WORK TO BE COMPLETED.
Look through the lines below for the word "font", and copy every line that has it.

RECORDS SHOWN.
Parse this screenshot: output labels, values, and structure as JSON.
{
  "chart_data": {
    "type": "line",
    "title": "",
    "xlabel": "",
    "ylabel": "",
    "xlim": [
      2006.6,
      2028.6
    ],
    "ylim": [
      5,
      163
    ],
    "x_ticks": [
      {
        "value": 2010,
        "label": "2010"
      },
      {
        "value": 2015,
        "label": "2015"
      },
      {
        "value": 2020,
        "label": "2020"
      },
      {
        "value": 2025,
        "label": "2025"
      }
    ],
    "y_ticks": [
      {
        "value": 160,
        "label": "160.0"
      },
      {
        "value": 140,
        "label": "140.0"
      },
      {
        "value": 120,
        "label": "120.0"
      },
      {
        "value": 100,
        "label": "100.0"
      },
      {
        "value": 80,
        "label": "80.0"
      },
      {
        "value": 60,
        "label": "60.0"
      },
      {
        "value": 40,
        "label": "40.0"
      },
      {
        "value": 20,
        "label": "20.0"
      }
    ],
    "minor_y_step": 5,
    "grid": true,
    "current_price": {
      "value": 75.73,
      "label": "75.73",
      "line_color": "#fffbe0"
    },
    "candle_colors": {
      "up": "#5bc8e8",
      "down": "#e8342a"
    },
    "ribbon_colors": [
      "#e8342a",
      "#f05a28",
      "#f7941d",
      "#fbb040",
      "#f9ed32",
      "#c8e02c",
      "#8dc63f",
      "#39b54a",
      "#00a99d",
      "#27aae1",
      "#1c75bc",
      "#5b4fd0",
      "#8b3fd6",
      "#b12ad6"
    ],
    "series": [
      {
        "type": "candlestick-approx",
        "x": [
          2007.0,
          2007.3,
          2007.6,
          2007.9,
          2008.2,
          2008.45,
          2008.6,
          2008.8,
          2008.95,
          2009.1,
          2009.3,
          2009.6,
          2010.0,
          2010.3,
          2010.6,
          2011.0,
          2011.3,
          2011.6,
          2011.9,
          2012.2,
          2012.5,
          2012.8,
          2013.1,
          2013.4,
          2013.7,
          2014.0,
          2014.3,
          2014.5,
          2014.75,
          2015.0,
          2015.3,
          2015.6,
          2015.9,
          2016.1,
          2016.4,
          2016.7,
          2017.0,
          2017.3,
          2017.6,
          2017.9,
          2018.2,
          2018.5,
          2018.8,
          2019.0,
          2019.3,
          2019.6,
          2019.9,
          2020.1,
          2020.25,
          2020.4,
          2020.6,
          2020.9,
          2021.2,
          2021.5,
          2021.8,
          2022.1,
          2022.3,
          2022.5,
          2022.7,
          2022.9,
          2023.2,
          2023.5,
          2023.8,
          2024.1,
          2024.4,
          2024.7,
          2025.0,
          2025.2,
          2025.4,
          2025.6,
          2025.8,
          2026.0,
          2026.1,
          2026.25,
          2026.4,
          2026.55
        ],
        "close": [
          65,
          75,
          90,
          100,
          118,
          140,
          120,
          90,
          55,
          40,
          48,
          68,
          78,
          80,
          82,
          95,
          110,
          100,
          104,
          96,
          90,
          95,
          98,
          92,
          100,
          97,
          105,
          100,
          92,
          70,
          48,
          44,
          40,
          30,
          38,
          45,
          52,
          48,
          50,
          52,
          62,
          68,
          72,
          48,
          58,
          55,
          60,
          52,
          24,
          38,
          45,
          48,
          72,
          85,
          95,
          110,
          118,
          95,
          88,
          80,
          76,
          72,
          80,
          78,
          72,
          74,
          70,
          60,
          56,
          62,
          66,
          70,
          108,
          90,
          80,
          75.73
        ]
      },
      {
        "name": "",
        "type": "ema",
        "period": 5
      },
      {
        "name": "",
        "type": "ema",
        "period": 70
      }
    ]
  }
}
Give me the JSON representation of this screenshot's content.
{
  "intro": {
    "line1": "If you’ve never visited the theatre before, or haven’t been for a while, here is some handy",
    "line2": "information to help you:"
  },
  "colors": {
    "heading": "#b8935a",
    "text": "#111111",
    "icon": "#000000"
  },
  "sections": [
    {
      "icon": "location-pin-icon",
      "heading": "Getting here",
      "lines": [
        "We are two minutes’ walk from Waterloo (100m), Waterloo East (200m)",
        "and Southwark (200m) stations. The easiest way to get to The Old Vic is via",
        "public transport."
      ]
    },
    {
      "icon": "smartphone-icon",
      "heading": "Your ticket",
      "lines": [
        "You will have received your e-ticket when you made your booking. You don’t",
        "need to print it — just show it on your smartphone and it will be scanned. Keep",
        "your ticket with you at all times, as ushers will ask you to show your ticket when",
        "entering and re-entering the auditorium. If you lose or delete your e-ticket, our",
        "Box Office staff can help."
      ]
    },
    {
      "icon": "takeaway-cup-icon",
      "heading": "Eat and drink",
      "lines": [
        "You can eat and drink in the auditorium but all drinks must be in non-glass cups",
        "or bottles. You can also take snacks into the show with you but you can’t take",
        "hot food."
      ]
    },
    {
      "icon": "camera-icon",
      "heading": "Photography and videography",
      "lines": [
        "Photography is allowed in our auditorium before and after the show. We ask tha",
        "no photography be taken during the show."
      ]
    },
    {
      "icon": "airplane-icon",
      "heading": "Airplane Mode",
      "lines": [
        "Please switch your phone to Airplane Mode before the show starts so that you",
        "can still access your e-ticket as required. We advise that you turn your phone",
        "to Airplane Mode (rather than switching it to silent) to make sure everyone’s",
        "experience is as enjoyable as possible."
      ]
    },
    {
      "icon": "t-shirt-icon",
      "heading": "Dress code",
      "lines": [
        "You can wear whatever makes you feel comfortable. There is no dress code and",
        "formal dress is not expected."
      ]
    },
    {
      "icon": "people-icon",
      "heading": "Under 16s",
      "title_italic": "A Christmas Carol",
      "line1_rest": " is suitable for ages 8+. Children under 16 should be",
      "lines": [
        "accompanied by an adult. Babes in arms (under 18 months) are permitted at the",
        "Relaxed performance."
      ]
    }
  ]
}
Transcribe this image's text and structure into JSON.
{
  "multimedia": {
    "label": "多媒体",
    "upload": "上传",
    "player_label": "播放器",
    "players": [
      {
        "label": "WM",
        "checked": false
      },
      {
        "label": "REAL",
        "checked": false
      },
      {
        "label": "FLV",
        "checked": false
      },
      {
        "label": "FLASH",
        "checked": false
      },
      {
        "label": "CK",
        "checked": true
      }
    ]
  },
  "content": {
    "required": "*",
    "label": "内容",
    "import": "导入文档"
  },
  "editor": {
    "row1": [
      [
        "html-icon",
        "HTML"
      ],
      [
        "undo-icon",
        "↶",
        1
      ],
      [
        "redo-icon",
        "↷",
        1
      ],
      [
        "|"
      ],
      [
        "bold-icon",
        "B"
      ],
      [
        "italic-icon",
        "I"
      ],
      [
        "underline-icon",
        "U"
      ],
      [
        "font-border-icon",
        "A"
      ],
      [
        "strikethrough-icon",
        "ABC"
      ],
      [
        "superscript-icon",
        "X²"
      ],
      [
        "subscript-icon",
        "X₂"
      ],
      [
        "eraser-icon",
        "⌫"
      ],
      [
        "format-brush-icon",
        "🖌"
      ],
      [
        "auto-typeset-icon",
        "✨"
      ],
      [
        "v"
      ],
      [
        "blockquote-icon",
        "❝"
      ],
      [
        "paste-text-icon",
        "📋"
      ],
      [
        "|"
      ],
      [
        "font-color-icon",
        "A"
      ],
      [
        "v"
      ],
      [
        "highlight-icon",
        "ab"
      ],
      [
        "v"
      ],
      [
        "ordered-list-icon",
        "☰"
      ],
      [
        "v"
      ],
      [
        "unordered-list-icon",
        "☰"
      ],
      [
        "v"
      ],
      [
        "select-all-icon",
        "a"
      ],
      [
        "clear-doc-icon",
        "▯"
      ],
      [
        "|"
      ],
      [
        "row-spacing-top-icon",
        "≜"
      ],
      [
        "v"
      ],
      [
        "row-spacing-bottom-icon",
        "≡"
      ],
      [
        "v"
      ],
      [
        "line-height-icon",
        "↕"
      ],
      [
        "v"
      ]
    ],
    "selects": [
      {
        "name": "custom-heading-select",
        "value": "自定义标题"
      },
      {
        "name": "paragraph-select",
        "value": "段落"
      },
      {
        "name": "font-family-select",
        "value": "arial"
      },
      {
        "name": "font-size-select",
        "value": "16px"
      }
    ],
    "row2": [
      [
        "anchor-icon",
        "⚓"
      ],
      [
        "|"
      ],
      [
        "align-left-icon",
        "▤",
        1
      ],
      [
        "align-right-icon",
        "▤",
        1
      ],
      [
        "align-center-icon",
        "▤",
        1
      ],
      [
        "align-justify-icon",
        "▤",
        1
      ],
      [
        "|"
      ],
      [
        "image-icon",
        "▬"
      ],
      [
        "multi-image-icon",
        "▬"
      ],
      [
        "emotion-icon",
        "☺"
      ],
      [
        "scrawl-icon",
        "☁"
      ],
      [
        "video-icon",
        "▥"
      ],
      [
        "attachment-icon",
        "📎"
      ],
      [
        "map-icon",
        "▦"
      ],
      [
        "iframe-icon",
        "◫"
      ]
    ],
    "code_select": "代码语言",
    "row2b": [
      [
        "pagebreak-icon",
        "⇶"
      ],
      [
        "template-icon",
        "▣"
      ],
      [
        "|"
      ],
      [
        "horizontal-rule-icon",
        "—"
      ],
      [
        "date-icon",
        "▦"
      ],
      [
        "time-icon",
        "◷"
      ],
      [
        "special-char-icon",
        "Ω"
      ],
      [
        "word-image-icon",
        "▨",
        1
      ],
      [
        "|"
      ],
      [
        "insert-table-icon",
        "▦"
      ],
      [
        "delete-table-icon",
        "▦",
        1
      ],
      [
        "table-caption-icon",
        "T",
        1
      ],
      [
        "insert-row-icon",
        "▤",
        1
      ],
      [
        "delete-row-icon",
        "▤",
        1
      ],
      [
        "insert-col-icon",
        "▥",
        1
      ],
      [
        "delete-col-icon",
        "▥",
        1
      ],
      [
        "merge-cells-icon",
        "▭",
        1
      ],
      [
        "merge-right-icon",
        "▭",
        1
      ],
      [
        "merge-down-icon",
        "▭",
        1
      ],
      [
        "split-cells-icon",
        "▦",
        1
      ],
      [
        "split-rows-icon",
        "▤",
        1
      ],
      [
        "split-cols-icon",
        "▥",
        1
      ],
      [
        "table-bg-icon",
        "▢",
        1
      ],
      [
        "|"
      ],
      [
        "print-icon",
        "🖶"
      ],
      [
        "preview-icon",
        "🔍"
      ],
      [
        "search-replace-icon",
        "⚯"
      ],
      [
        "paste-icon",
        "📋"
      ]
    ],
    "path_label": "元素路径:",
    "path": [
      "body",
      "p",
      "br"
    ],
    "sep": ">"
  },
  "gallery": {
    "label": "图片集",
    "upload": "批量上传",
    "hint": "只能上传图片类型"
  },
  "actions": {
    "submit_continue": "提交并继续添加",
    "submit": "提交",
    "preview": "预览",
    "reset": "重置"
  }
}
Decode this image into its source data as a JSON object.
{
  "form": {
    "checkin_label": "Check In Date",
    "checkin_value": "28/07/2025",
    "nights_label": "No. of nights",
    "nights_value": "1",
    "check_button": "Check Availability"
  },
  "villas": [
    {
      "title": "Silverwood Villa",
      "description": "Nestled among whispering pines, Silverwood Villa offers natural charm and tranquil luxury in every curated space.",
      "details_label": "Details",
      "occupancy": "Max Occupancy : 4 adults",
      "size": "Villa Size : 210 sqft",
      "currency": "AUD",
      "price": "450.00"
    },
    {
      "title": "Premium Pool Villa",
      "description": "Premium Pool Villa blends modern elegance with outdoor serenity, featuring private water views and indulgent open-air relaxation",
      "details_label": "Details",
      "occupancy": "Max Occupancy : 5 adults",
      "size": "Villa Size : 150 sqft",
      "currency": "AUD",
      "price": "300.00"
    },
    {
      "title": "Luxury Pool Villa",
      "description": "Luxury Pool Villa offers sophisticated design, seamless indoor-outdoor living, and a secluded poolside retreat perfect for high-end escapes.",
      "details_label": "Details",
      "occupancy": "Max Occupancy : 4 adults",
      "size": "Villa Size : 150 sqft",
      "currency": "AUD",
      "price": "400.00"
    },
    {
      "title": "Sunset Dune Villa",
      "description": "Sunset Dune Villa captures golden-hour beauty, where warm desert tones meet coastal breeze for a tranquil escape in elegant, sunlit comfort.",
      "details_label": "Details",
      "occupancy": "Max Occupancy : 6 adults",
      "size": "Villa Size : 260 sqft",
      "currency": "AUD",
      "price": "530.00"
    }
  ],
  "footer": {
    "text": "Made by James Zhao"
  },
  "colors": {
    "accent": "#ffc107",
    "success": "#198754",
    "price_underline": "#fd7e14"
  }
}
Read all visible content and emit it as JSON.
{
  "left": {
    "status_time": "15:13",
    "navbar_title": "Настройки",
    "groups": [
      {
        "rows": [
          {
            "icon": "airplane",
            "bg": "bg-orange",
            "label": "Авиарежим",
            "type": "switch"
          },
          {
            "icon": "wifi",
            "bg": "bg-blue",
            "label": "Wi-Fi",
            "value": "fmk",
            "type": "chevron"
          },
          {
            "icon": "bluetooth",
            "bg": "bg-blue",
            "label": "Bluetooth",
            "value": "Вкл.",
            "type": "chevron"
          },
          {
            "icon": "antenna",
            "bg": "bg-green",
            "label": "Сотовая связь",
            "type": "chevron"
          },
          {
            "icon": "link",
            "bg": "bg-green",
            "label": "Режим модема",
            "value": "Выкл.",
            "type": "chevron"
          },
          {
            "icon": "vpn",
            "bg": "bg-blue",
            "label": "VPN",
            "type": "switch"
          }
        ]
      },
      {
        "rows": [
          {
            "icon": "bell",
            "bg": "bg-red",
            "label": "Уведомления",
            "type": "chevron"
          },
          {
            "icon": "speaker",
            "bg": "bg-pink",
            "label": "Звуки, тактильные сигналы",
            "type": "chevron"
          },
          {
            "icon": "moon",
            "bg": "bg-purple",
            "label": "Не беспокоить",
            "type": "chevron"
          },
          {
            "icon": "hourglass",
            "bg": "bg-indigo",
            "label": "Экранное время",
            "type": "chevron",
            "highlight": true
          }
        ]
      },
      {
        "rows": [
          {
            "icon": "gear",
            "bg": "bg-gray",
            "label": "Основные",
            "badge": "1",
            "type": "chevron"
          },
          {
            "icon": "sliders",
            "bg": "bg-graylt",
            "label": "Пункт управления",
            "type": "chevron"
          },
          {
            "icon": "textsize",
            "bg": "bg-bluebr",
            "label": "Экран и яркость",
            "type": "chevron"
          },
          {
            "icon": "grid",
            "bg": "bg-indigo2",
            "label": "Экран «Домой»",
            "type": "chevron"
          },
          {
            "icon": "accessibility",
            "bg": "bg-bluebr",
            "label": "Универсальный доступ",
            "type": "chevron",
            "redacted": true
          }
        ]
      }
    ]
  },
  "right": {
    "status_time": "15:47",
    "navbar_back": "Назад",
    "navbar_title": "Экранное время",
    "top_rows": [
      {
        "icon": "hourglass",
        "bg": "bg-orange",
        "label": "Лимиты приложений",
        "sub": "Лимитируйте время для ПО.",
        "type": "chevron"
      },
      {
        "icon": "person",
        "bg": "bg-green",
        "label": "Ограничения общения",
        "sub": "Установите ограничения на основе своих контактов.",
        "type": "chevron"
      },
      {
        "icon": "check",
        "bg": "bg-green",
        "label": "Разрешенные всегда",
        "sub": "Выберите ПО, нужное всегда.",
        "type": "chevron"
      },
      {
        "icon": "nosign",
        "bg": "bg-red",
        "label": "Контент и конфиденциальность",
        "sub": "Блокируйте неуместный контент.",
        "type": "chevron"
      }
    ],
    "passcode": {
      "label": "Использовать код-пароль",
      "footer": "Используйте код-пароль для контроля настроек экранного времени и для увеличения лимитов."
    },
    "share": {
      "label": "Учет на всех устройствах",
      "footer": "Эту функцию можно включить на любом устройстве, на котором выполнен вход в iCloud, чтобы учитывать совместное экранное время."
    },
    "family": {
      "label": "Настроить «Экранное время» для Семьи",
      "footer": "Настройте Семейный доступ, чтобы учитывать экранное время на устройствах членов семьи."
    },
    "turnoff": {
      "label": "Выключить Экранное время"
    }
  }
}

RESPONSE BOX.
        "font-border-icon",
        "font-color-icon",
        "name": "font-family-select",
        "name": "font-size-select",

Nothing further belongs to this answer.